All entries are to be printed again exactly, with their images omitted.

[[ Records provided open ]]

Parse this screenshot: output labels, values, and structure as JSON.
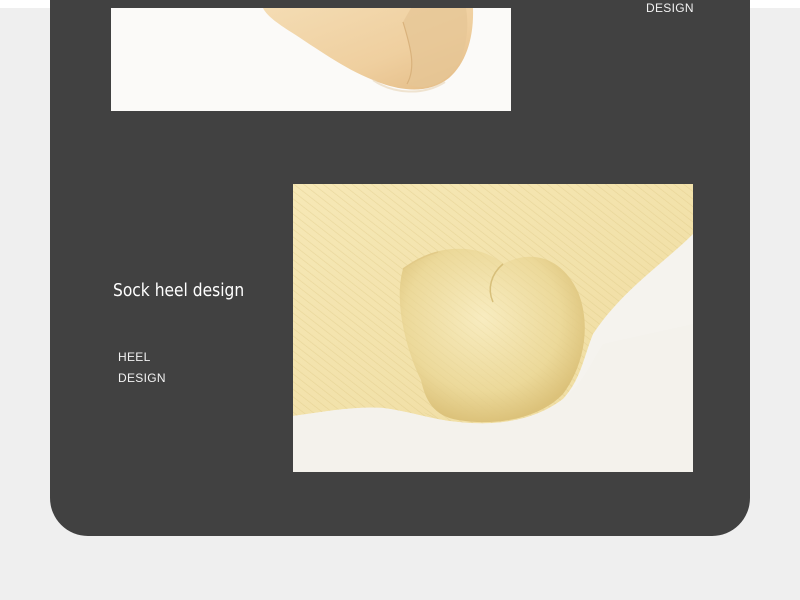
{
  "top_section": {
    "caption_word": "DESIGN"
  },
  "heel_section": {
    "title": "Sock heel design",
    "caption_line1": "HEEL",
    "caption_line2": "DESIGN"
  },
  "colors": {
    "page_background": "#efefef",
    "panel_background": "#414141",
    "text": "#ffffff",
    "sock_yellow": "#f2e2a6",
    "sock_beige": "#f0d3a4"
  }
}
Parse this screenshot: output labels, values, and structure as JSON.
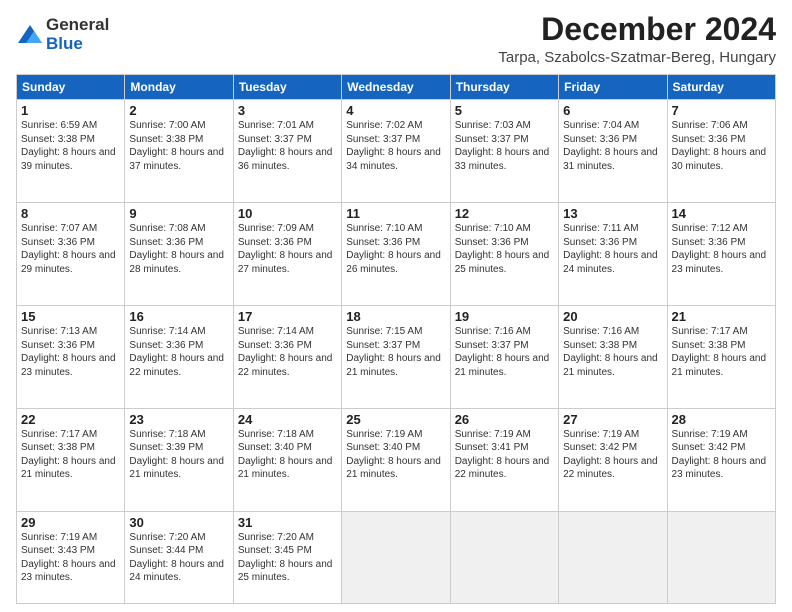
{
  "logo": {
    "general": "General",
    "blue": "Blue"
  },
  "title": "December 2024",
  "subtitle": "Tarpa, Szabolcs-Szatmar-Bereg, Hungary",
  "headers": [
    "Sunday",
    "Monday",
    "Tuesday",
    "Wednesday",
    "Thursday",
    "Friday",
    "Saturday"
  ],
  "weeks": [
    [
      {
        "day": "1",
        "sunrise": "6:59 AM",
        "sunset": "3:38 PM",
        "daylight": "8 hours and 39 minutes."
      },
      {
        "day": "2",
        "sunrise": "7:00 AM",
        "sunset": "3:38 PM",
        "daylight": "8 hours and 37 minutes."
      },
      {
        "day": "3",
        "sunrise": "7:01 AM",
        "sunset": "3:37 PM",
        "daylight": "8 hours and 36 minutes."
      },
      {
        "day": "4",
        "sunrise": "7:02 AM",
        "sunset": "3:37 PM",
        "daylight": "8 hours and 34 minutes."
      },
      {
        "day": "5",
        "sunrise": "7:03 AM",
        "sunset": "3:37 PM",
        "daylight": "8 hours and 33 minutes."
      },
      {
        "day": "6",
        "sunrise": "7:04 AM",
        "sunset": "3:36 PM",
        "daylight": "8 hours and 31 minutes."
      },
      {
        "day": "7",
        "sunrise": "7:06 AM",
        "sunset": "3:36 PM",
        "daylight": "8 hours and 30 minutes."
      }
    ],
    [
      {
        "day": "8",
        "sunrise": "7:07 AM",
        "sunset": "3:36 PM",
        "daylight": "8 hours and 29 minutes."
      },
      {
        "day": "9",
        "sunrise": "7:08 AM",
        "sunset": "3:36 PM",
        "daylight": "8 hours and 28 minutes."
      },
      {
        "day": "10",
        "sunrise": "7:09 AM",
        "sunset": "3:36 PM",
        "daylight": "8 hours and 27 minutes."
      },
      {
        "day": "11",
        "sunrise": "7:10 AM",
        "sunset": "3:36 PM",
        "daylight": "8 hours and 26 minutes."
      },
      {
        "day": "12",
        "sunrise": "7:10 AM",
        "sunset": "3:36 PM",
        "daylight": "8 hours and 25 minutes."
      },
      {
        "day": "13",
        "sunrise": "7:11 AM",
        "sunset": "3:36 PM",
        "daylight": "8 hours and 24 minutes."
      },
      {
        "day": "14",
        "sunrise": "7:12 AM",
        "sunset": "3:36 PM",
        "daylight": "8 hours and 23 minutes."
      }
    ],
    [
      {
        "day": "15",
        "sunrise": "7:13 AM",
        "sunset": "3:36 PM",
        "daylight": "8 hours and 23 minutes."
      },
      {
        "day": "16",
        "sunrise": "7:14 AM",
        "sunset": "3:36 PM",
        "daylight": "8 hours and 22 minutes."
      },
      {
        "day": "17",
        "sunrise": "7:14 AM",
        "sunset": "3:36 PM",
        "daylight": "8 hours and 22 minutes."
      },
      {
        "day": "18",
        "sunrise": "7:15 AM",
        "sunset": "3:37 PM",
        "daylight": "8 hours and 21 minutes."
      },
      {
        "day": "19",
        "sunrise": "7:16 AM",
        "sunset": "3:37 PM",
        "daylight": "8 hours and 21 minutes."
      },
      {
        "day": "20",
        "sunrise": "7:16 AM",
        "sunset": "3:38 PM",
        "daylight": "8 hours and 21 minutes."
      },
      {
        "day": "21",
        "sunrise": "7:17 AM",
        "sunset": "3:38 PM",
        "daylight": "8 hours and 21 minutes."
      }
    ],
    [
      {
        "day": "22",
        "sunrise": "7:17 AM",
        "sunset": "3:38 PM",
        "daylight": "8 hours and 21 minutes."
      },
      {
        "day": "23",
        "sunrise": "7:18 AM",
        "sunset": "3:39 PM",
        "daylight": "8 hours and 21 minutes."
      },
      {
        "day": "24",
        "sunrise": "7:18 AM",
        "sunset": "3:40 PM",
        "daylight": "8 hours and 21 minutes."
      },
      {
        "day": "25",
        "sunrise": "7:19 AM",
        "sunset": "3:40 PM",
        "daylight": "8 hours and 21 minutes."
      },
      {
        "day": "26",
        "sunrise": "7:19 AM",
        "sunset": "3:41 PM",
        "daylight": "8 hours and 22 minutes."
      },
      {
        "day": "27",
        "sunrise": "7:19 AM",
        "sunset": "3:42 PM",
        "daylight": "8 hours and 22 minutes."
      },
      {
        "day": "28",
        "sunrise": "7:19 AM",
        "sunset": "3:42 PM",
        "daylight": "8 hours and 23 minutes."
      }
    ],
    [
      {
        "day": "29",
        "sunrise": "7:19 AM",
        "sunset": "3:43 PM",
        "daylight": "8 hours and 23 minutes."
      },
      {
        "day": "30",
        "sunrise": "7:20 AM",
        "sunset": "3:44 PM",
        "daylight": "8 hours and 24 minutes."
      },
      {
        "day": "31",
        "sunrise": "7:20 AM",
        "sunset": "3:45 PM",
        "daylight": "8 hours and 25 minutes."
      },
      null,
      null,
      null,
      null
    ]
  ]
}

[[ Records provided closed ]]

- [Worked solution]
Parse this screenshot: output labels, values, and structure as JSON.
{
  "top_section": {
    "caption_word": "DESIGN"
  },
  "heel_section": {
    "title": "Sock heel design",
    "caption_line1": "HEEL",
    "caption_line2": "DESIGN"
  },
  "colors": {
    "page_background": "#efefef",
    "panel_background": "#414141",
    "text": "#ffffff",
    "sock_yellow": "#f2e2a6",
    "sock_beige": "#f0d3a4"
  }
}
Parse this screenshot: output labels, values, and structure as JSON.
{
  "logo": {
    "general": "General",
    "blue": "Blue"
  },
  "title": "December 2024",
  "subtitle": "Tarpa, Szabolcs-Szatmar-Bereg, Hungary",
  "headers": [
    "Sunday",
    "Monday",
    "Tuesday",
    "Wednesday",
    "Thursday",
    "Friday",
    "Saturday"
  ],
  "weeks": [
    [
      {
        "day": "1",
        "sunrise": "6:59 AM",
        "sunset": "3:38 PM",
        "daylight": "8 hours and 39 minutes."
      },
      {
        "day": "2",
        "sunrise": "7:00 AM",
        "sunset": "3:38 PM",
        "daylight": "8 hours and 37 minutes."
      },
      {
        "day": "3",
        "sunrise": "7:01 AM",
        "sunset": "3:37 PM",
        "daylight": "8 hours and 36 minutes."
      },
      {
        "day": "4",
        "sunrise": "7:02 AM",
        "sunset": "3:37 PM",
        "daylight": "8 hours and 34 minutes."
      },
      {
        "day": "5",
        "sunrise": "7:03 AM",
        "sunset": "3:37 PM",
        "daylight": "8 hours and 33 minutes."
      },
      {
        "day": "6",
        "sunrise": "7:04 AM",
        "sunset": "3:36 PM",
        "daylight": "8 hours and 31 minutes."
      },
      {
        "day": "7",
        "sunrise": "7:06 AM",
        "sunset": "3:36 PM",
        "daylight": "8 hours and 30 minutes."
      }
    ],
    [
      {
        "day": "8",
        "sunrise": "7:07 AM",
        "sunset": "3:36 PM",
        "daylight": "8 hours and 29 minutes."
      },
      {
        "day": "9",
        "sunrise": "7:08 AM",
        "sunset": "3:36 PM",
        "daylight": "8 hours and 28 minutes."
      },
      {
        "day": "10",
        "sunrise": "7:09 AM",
        "sunset": "3:36 PM",
        "daylight": "8 hours and 27 minutes."
      },
      {
        "day": "11",
        "sunrise": "7:10 AM",
        "sunset": "3:36 PM",
        "daylight": "8 hours and 26 minutes."
      },
      {
        "day": "12",
        "sunrise": "7:10 AM",
        "sunset": "3:36 PM",
        "daylight": "8 hours and 25 minutes."
      },
      {
        "day": "13",
        "sunrise": "7:11 AM",
        "sunset": "3:36 PM",
        "daylight": "8 hours and 24 minutes."
      },
      {
        "day": "14",
        "sunrise": "7:12 AM",
        "sunset": "3:36 PM",
        "daylight": "8 hours and 23 minutes."
      }
    ],
    [
      {
        "day": "15",
        "sunrise": "7:13 AM",
        "sunset": "3:36 PM",
        "daylight": "8 hours and 23 minutes."
      },
      {
        "day": "16",
        "sunrise": "7:14 AM",
        "sunset": "3:36 PM",
        "daylight": "8 hours and 22 minutes."
      },
      {
        "day": "17",
        "sunrise": "7:14 AM",
        "sunset": "3:36 PM",
        "daylight": "8 hours and 22 minutes."
      },
      {
        "day": "18",
        "sunrise": "7:15 AM",
        "sunset": "3:37 PM",
        "daylight": "8 hours and 21 minutes."
      },
      {
        "day": "19",
        "sunrise": "7:16 AM",
        "sunset": "3:37 PM",
        "daylight": "8 hours and 21 minutes."
      },
      {
        "day": "20",
        "sunrise": "7:16 AM",
        "sunset": "3:38 PM",
        "daylight": "8 hours and 21 minutes."
      },
      {
        "day": "21",
        "sunrise": "7:17 AM",
        "sunset": "3:38 PM",
        "daylight": "8 hours and 21 minutes."
      }
    ],
    [
      {
        "day": "22",
        "sunrise": "7:17 AM",
        "sunset": "3:38 PM",
        "daylight": "8 hours and 21 minutes."
      },
      {
        "day": "23",
        "sunrise": "7:18 AM",
        "sunset": "3:39 PM",
        "daylight": "8 hours and 21 minutes."
      },
      {
        "day": "24",
        "sunrise": "7:18 AM",
        "sunset": "3:40 PM",
        "daylight": "8 hours and 21 minutes."
      },
      {
        "day": "25",
        "sunrise": "7:19 AM",
        "sunset": "3:40 PM",
        "daylight": "8 hours and 21 minutes."
      },
      {
        "day": "26",
        "sunrise": "7:19 AM",
        "sunset": "3:41 PM",
        "daylight": "8 hours and 22 minutes."
      },
      {
        "day": "27",
        "sunrise": "7:19 AM",
        "sunset": "3:42 PM",
        "daylight": "8 hours and 22 minutes."
      },
      {
        "day": "28",
        "sunrise": "7:19 AM",
        "sunset": "3:42 PM",
        "daylight": "8 hours and 23 minutes."
      }
    ],
    [
      {
        "day": "29",
        "sunrise": "7:19 AM",
        "sunset": "3:43 PM",
        "daylight": "8 hours and 23 minutes."
      },
      {
        "day": "30",
        "sunrise": "7:20 AM",
        "sunset": "3:44 PM",
        "daylight": "8 hours and 24 minutes."
      },
      {
        "day": "31",
        "sunrise": "7:20 AM",
        "sunset": "3:45 PM",
        "daylight": "8 hours and 25 minutes."
      },
      null,
      null,
      null,
      null
    ]
  ]
}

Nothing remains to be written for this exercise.